__Work order__
For this exercise, repeat every line of the material exactly.

### Available data ###

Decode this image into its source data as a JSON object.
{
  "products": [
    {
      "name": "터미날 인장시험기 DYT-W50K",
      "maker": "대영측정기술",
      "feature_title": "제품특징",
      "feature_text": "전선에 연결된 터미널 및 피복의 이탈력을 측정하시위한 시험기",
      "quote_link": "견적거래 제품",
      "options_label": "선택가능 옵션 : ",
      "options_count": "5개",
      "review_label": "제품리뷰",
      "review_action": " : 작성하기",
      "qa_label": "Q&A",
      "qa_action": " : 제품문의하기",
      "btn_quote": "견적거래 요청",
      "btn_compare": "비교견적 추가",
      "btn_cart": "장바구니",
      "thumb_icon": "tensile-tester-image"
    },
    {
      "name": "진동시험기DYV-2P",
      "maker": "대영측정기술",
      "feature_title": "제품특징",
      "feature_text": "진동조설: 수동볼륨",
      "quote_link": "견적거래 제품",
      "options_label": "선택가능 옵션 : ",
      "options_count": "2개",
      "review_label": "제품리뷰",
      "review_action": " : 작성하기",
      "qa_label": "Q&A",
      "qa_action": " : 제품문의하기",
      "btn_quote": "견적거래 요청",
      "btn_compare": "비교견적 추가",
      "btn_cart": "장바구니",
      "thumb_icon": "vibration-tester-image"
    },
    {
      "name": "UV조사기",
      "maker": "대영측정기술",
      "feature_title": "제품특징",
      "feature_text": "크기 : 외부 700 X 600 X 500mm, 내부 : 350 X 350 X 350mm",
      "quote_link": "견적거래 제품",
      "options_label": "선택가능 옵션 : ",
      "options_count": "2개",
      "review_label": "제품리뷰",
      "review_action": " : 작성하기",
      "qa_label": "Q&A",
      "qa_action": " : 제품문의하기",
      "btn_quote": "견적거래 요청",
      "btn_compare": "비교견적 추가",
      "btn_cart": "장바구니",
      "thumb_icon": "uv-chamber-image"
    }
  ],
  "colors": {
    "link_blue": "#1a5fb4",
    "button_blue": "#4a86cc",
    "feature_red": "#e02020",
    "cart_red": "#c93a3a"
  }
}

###

__Response to the task__
Decode this image into its source data as a JSON object.
{
  "products": [
    {
      "name": "터미날 인장시험기 DYT-W50K",
      "maker": "대영측정기술",
      "feature_title": "제품특징",
      "feature_text": "전선에 연결된 터미널 및 피복의 이탈력을 측정하시위한 시험기",
      "quote_link": "견적거래 제품",
      "options_label": "선택가능 옵션 : ",
      "options_count": "5개",
      "review_label": "제품리뷰",
      "review_action": " : 작성하기",
      "qa_label": "Q&A",
      "qa_action": " : 제품문의하기",
      "btn_quote": "견적거래 요청",
      "btn_compare": "비교견적 추가",
      "btn_cart": "장바구니",
      "thumb_icon": "tensile-tester-image"
    },
    {
      "name": "진동시험기DYV-2P",
      "maker": "대영측정기술",
      "feature_title": "제품특징",
      "feature_text": "진동조설: 수동볼륨",
      "quote_link": "견적거래 제품",
      "options_label": "선택가능 옵션 : ",
      "options_count": "2개",
      "review_label": "제품리뷰",
      "review_action": " : 작성하기",
      "qa_label": "Q&A",
      "qa_action": " : 제품문의하기",
      "btn_quote": "견적거래 요청",
      "btn_compare": "비교견적 추가",
      "btn_cart": "장바구니",
      "thumb_icon": "vibration-tester-image"
    },
    {
      "name": "UV조사기",
      "maker": "대영측정기술",
      "feature_title": "제품특징",
      "feature_text": "크기 : 외부 700 X 600 X 500mm, 내부 : 350 X 350 X 350mm",
      "quote_link": "견적거래 제품",
      "options_label": "선택가능 옵션 : ",
      "options_count": "2개",
      "review_label": "제품리뷰",
      "review_action": " : 작성하기",
      "qa_label": "Q&A",
      "qa_action": " : 제품문의하기",
      "btn_quote": "견적거래 요청",
      "btn_compare": "비교견적 추가",
      "btn_cart": "장바구니",
      "thumb_icon": "uv-chamber-image"
    }
  ],
  "colors": {
    "link_blue": "#1a5fb4",
    "button_blue": "#4a86cc",
    "feature_red": "#e02020",
    "cart_red": "#c93a3a"
  }
}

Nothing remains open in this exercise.